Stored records
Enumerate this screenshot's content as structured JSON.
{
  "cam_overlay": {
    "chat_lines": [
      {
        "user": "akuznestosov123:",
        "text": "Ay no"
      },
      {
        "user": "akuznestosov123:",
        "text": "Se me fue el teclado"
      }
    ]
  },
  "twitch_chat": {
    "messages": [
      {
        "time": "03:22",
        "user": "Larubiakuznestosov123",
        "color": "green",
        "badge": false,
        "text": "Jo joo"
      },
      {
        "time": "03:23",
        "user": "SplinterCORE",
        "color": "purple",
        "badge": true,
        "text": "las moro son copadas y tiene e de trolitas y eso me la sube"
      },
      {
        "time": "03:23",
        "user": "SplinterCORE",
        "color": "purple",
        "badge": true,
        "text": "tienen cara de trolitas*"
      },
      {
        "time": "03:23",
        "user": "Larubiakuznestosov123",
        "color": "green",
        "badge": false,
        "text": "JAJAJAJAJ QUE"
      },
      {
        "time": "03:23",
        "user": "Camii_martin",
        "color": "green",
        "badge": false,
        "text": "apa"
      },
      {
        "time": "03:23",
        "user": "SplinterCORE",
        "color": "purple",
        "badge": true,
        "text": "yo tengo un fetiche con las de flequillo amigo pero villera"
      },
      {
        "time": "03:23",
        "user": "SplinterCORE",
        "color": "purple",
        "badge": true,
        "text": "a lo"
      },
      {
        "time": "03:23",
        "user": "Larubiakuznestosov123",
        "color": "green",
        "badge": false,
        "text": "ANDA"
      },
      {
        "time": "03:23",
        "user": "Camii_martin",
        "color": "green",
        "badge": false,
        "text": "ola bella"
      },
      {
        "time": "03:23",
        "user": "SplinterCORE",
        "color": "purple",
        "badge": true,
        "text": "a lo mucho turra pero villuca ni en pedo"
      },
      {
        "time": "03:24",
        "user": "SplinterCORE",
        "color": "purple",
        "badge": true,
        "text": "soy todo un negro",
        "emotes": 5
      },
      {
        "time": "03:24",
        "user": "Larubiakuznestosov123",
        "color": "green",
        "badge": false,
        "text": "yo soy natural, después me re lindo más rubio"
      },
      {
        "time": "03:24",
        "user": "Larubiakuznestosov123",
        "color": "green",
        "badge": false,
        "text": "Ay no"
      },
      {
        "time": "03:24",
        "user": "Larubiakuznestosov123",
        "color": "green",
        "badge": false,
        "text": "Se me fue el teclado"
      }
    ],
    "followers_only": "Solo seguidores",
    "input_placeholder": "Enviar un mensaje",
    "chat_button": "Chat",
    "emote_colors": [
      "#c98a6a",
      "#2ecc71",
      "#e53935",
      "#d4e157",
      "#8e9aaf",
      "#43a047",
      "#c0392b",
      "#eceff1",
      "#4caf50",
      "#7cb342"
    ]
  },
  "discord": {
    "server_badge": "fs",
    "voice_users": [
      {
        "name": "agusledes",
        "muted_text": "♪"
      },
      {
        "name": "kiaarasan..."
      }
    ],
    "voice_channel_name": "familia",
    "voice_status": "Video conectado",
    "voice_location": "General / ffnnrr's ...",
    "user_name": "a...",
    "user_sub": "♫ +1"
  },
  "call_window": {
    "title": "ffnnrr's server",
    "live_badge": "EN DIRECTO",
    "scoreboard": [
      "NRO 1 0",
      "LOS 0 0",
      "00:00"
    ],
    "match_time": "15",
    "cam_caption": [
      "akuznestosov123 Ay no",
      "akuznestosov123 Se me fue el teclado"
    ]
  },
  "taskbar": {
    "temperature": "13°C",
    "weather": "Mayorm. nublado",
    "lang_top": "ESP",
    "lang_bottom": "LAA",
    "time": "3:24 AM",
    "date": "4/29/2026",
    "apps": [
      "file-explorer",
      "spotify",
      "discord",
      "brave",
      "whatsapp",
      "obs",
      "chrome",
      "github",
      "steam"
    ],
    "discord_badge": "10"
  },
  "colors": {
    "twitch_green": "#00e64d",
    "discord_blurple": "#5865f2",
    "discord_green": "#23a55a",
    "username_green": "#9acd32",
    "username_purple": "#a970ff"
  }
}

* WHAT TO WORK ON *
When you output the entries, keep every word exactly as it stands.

* RESPONSE TO THIS EXERCISE *
Enumerate this screenshot's content as structured JSON.
{
  "cam_overlay": {
    "chat_lines": [
      {
        "user": "akuznestosov123:",
        "text": "Ay no"
      },
      {
        "user": "akuznestosov123:",
        "text": "Se me fue el teclado"
      }
    ]
  },
  "twitch_chat": {
    "messages": [
      {
        "time": "03:22",
        "user": "Larubiakuznestosov123",
        "color": "green",
        "badge": false,
        "text": "Jo joo"
      },
      {
        "time": "03:23",
        "user": "SplinterCORE",
        "color": "purple",
        "badge": true,
        "text": "las moro son copadas y tiene e de trolitas y eso me la sube"
      },
      {
        "time": "03:23",
        "user": "SplinterCORE",
        "color": "purple",
        "badge": true,
        "text": "tienen cara de trolitas*"
      },
      {
        "time": "03:23",
        "user": "Larubiakuznestosov123",
        "color": "green",
        "badge": false,
        "text": "JAJAJAJAJ QUE"
      },
      {
        "time": "03:23",
        "user": "Camii_martin",
        "color": "green",
        "badge": false,
        "text": "apa"
      },
      {
        "time": "03:23",
        "user": "SplinterCORE",
        "color": "purple",
        "badge": true,
        "text": "yo tengo un fetiche con las de flequillo amigo pero villera"
      },
      {
        "time": "03:23",
        "user": "SplinterCORE",
        "color": "purple",
        "badge": true,
        "text": "a lo"
      },
      {
        "time": "03:23",
        "user": "Larubiakuznestosov123",
        "color": "green",
        "badge": false,
        "text": "ANDA"
      },
      {
        "time": "03:23",
        "user": "Camii_martin",
        "color": "green",
        "badge": false,
        "text": "ola bella"
      },
      {
        "time": "03:23",
        "user": "SplinterCORE",
        "color": "purple",
        "badge": true,
        "text": "a lo mucho turra pero villuca ni en pedo"
      },
      {
        "time": "03:24",
        "user": "SplinterCORE",
        "color": "purple",
        "badge": true,
        "text": "soy todo un negro",
        "emotes": 5
      },
      {
        "time": "03:24",
        "user": "Larubiakuznestosov123",
        "color": "green",
        "badge": false,
        "text": "yo soy natural, después me re lindo más rubio"
      },
      {
        "time": "03:24",
        "user": "Larubiakuznestosov123",
        "color": "green",
        "badge": false,
        "text": "Ay no"
      },
      {
        "time": "03:24",
        "user": "Larubiakuznestosov123",
        "color": "green",
        "badge": false,
        "text": "Se me fue el teclado"
      }
    ],
    "followers_only": "Solo seguidores",
    "input_placeholder": "Enviar un mensaje",
    "chat_button": "Chat",
    "emote_colors": [
      "#c98a6a",
      "#2ecc71",
      "#e53935",
      "#d4e157",
      "#8e9aaf",
      "#43a047",
      "#c0392b",
      "#eceff1",
      "#4caf50",
      "#7cb342"
    ]
  },
  "discord": {
    "server_badge": "fs",
    "voice_users": [
      {
        "name": "agusledes",
        "muted_text": "♪"
      },
      {
        "name": "kiaarasan..."
      }
    ],
    "voice_channel_name": "familia",
    "voice_status": "Video conectado",
    "voice_location": "General / ffnnrr's ...",
    "user_name": "a...",
    "user_sub": "♫ +1"
  },
  "call_window": {
    "title": "ffnnrr's server",
    "live_badge": "EN DIRECTO",
    "scoreboard": [
      "NRO 1 0",
      "LOS 0 0",
      "00:00"
    ],
    "match_time": "15",
    "cam_caption": [
      "akuznestosov123 Ay no",
      "akuznestosov123 Se me fue el teclado"
    ]
  },
  "taskbar": {
    "temperature": "13°C",
    "weather": "Mayorm. nublado",
    "lang_top": "ESP",
    "lang_bottom": "LAA",
    "time": "3:24 AM",
    "date": "4/29/2026",
    "apps": [
      "file-explorer",
      "spotify",
      "discord",
      "brave",
      "whatsapp",
      "obs",
      "chrome",
      "github",
      "steam"
    ],
    "discord_badge": "10"
  },
  "colors": {
    "twitch_green": "#00e64d",
    "discord_blurple": "#5865f2",
    "discord_green": "#23a55a",
    "username_green": "#9acd32",
    "username_purple": "#a970ff"
  }
}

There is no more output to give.